* WHAT TO DO *
Copy out the data below as written; omit any images.

* PROVIDED ENTRIES *
────────────────────────────────────────

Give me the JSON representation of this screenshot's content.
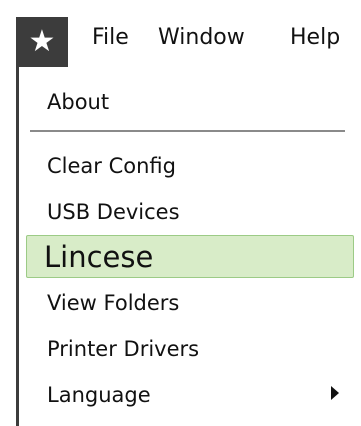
{
  "menubar": {
    "app_icon": "star-icon",
    "items": [
      {
        "label": "File"
      },
      {
        "label": "Window"
      },
      {
        "label": "Help"
      }
    ]
  },
  "dropdown": {
    "items": [
      {
        "label": "About"
      },
      {
        "label": "Clear Config"
      },
      {
        "label": "USB Devices"
      },
      {
        "label": "Lincese",
        "highlighted": true
      },
      {
        "label": "View Folders"
      },
      {
        "label": "Printer Drivers"
      },
      {
        "label": "Language",
        "has_submenu": true
      }
    ],
    "highlight_color": "#d8ecc8"
  }
}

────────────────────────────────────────

* TASK OUTPUT *
Give me the JSON representation of this screenshot's content.
{
  "menubar": {
    "app_icon": "star-icon",
    "items": [
      {
        "label": "File"
      },
      {
        "label": "Window"
      },
      {
        "label": "Help"
      }
    ]
  },
  "dropdown": {
    "items": [
      {
        "label": "About"
      },
      {
        "label": "Clear Config"
      },
      {
        "label": "USB Devices"
      },
      {
        "label": "Lincese",
        "highlighted": true
      },
      {
        "label": "View Folders"
      },
      {
        "label": "Printer Drivers"
      },
      {
        "label": "Language",
        "has_submenu": true
      }
    ],
    "highlight_color": "#d8ecc8"
  }
}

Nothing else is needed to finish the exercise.